Data about app and page elements
== == ==

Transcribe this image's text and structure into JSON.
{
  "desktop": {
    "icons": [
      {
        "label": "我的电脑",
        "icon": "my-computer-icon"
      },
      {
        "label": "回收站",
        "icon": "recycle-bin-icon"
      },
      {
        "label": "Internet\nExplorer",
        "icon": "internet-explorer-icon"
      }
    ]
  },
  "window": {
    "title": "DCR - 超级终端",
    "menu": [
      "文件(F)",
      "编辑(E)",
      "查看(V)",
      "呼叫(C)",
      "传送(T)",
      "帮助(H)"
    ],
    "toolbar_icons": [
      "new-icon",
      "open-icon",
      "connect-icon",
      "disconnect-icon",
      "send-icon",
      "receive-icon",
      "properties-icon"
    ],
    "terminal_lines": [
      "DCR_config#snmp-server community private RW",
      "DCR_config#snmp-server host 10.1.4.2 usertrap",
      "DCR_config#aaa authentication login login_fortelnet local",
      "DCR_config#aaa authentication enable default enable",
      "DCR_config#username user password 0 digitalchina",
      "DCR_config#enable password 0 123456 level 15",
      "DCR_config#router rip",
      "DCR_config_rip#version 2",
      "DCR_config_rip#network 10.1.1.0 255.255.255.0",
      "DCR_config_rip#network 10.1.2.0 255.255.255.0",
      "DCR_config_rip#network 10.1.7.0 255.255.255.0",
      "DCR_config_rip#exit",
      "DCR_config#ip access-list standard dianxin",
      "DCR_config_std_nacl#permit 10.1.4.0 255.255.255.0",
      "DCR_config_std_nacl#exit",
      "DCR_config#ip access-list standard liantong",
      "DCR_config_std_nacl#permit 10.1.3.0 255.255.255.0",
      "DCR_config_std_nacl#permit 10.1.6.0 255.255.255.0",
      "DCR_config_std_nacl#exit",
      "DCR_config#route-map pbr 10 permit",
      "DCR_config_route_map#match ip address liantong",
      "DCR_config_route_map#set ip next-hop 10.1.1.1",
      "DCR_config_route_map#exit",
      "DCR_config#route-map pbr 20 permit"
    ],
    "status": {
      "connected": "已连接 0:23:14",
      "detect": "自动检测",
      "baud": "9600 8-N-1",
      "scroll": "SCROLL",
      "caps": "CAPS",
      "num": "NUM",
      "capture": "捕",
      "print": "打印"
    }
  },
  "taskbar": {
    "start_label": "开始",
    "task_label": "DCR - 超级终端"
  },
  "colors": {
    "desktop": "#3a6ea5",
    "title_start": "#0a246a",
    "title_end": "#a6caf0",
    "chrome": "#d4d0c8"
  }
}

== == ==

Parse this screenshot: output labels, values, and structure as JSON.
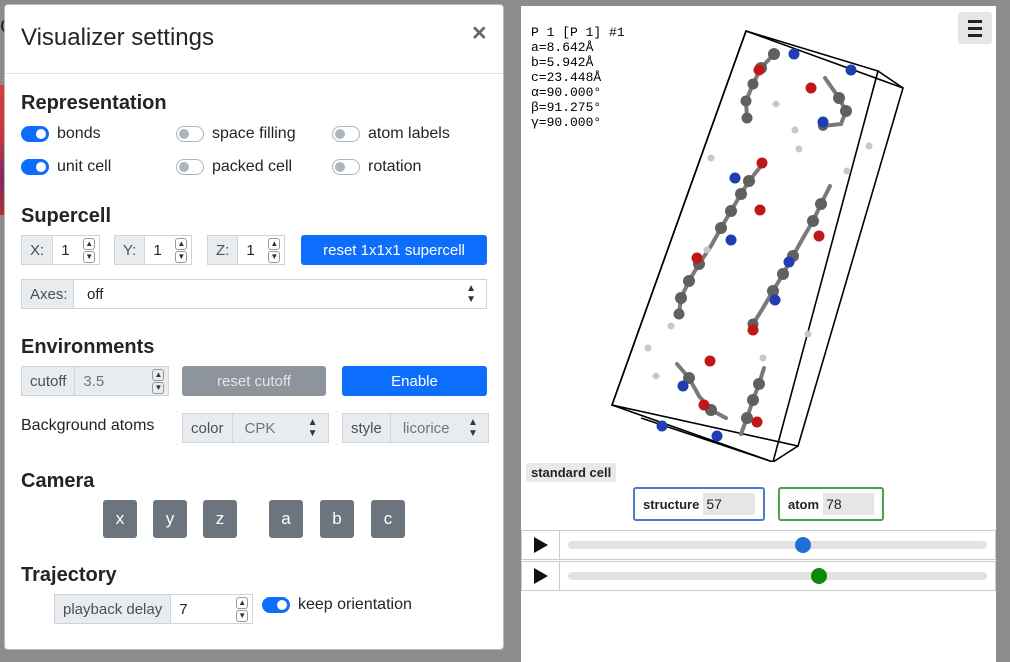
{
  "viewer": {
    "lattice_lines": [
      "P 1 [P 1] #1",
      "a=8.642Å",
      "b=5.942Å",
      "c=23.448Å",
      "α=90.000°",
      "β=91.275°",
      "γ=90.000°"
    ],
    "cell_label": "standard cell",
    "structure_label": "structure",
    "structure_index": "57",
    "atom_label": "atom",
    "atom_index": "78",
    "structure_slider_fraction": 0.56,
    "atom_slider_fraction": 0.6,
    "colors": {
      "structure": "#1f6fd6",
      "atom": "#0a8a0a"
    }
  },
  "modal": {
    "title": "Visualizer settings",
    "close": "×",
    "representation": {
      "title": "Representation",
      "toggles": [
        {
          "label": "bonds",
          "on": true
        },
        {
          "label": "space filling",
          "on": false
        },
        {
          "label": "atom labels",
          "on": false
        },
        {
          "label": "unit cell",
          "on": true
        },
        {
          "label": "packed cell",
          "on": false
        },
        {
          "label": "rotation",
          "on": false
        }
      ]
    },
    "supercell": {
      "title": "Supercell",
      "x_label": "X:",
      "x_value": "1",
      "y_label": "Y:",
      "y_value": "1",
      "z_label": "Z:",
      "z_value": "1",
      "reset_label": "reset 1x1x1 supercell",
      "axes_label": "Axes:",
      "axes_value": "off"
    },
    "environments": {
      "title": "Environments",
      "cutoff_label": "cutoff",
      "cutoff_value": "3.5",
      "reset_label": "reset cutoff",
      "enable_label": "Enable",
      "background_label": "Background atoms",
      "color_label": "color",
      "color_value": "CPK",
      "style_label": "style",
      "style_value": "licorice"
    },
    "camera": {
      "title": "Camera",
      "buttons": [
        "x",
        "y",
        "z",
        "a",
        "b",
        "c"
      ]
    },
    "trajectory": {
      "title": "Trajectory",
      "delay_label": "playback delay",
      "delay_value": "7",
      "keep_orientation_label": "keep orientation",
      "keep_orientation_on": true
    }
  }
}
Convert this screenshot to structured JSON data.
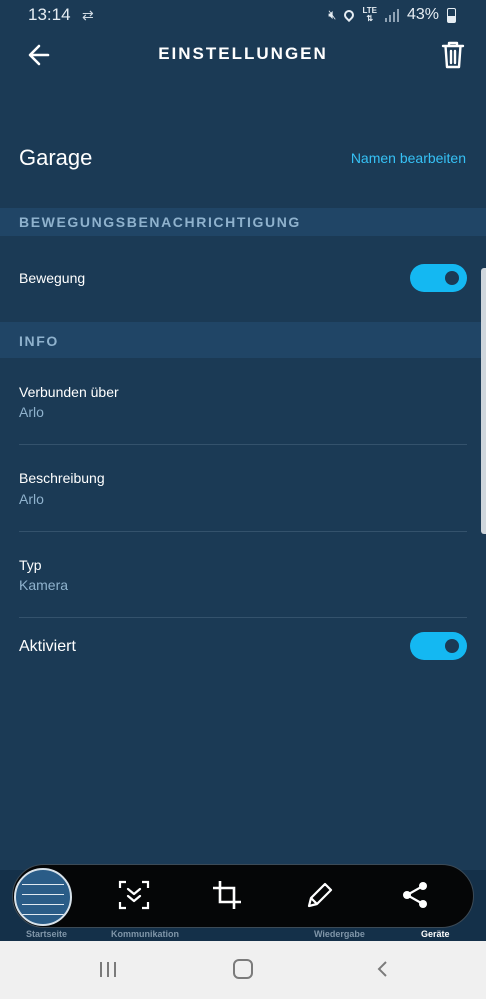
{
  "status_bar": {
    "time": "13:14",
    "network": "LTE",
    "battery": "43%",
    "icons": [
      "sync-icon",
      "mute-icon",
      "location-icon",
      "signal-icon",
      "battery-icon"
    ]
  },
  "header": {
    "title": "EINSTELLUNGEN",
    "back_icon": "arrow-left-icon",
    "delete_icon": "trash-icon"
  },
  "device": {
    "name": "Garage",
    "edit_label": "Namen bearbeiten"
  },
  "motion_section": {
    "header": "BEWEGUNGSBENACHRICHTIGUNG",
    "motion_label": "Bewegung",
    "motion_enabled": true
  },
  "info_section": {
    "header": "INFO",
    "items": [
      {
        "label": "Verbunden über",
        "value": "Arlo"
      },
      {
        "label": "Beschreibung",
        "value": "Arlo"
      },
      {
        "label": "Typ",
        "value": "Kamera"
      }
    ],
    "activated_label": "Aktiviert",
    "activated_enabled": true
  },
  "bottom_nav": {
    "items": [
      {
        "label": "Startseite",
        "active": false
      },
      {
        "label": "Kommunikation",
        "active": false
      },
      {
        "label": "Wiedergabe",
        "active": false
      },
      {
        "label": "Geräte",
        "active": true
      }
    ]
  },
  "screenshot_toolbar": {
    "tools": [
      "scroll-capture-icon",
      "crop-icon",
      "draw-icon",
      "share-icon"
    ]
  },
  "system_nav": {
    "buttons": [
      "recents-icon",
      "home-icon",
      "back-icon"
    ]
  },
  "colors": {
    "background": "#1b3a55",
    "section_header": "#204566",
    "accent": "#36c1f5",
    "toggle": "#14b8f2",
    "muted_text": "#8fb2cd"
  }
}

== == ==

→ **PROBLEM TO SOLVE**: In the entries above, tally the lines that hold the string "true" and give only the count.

→ **WRITTEN SOLUTION**: 6